Sonja is a conscientious mother. She spent a lot of time prior to having children educating herself about the responsibilities of parenting. She entered motherhood with a very high level of commitment to her spouse, her children and the world at large. Her youngest child, Stephen, is nine-years old and in the “fire” stage of development. Although he has been raised in a non-violent and loving home environment, she is struggling with what she sees happening at this stage. Stephen is quite competitive and seems to ignore many of the family values. She has caught him on more than one occasion using a stick or toy car as a gun. He mimics the sound of automatic gunfire while aiming at some imaginary foe. Sonja has tried to talk to Stephen about the inappropriateness of this play and why she feels that guns are wrong, but he doesn’t really seem to listen. When his friends come over to play, they almost always end up wrestling, putting each other into headlocks, knocking each other to the ground, or playing some video game. Sonja recoils every time she hears another news story about violence in the classroom and worries that Stephen is at risk.

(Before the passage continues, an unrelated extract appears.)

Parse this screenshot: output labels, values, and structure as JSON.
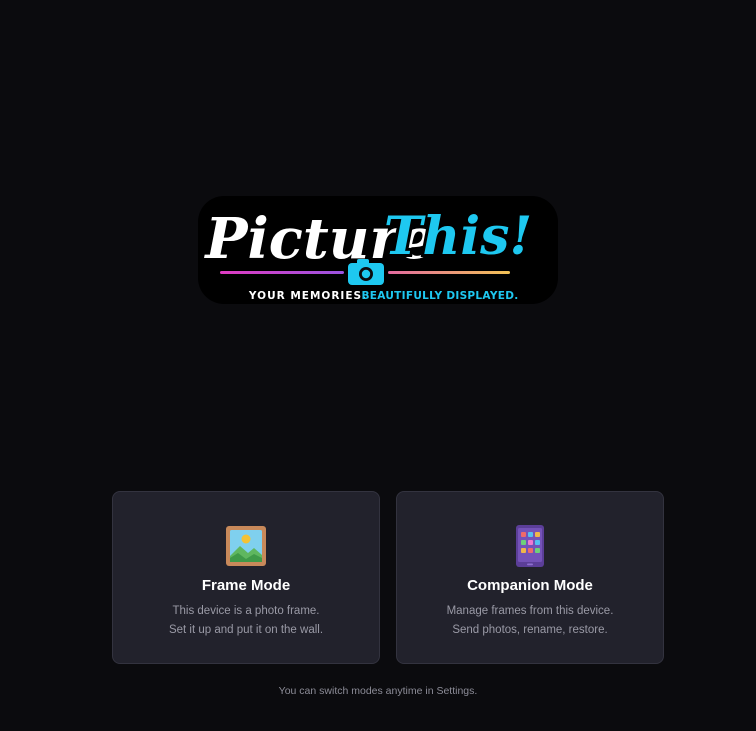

Boys use role playing games, video games, shooting, pounding, tackling and wrestling as outlets for fire. They are naturally drawn to this play as it affords them an opportunity to feel and release this energy. Any behavior that seems innate, despite our attempts to modify it, probably has an energetic source. Providing outlets for this energy is what is needed. Dance (hip/hop), music, drumming, martial arts, sports, scouts, etc., are all ideal outlets. Stephen may still enjoy wrestling, video games, and gun play when friends come over, but if his parents have provided a variety of other physical outlets, they need not worry. Truly violent acts are almost always a symptom of energetic disruption and misdirected fire. Being comfortable with our passionate, creative, fiery and competitive selves is critical. Without this creative energy our planet would cease to exist.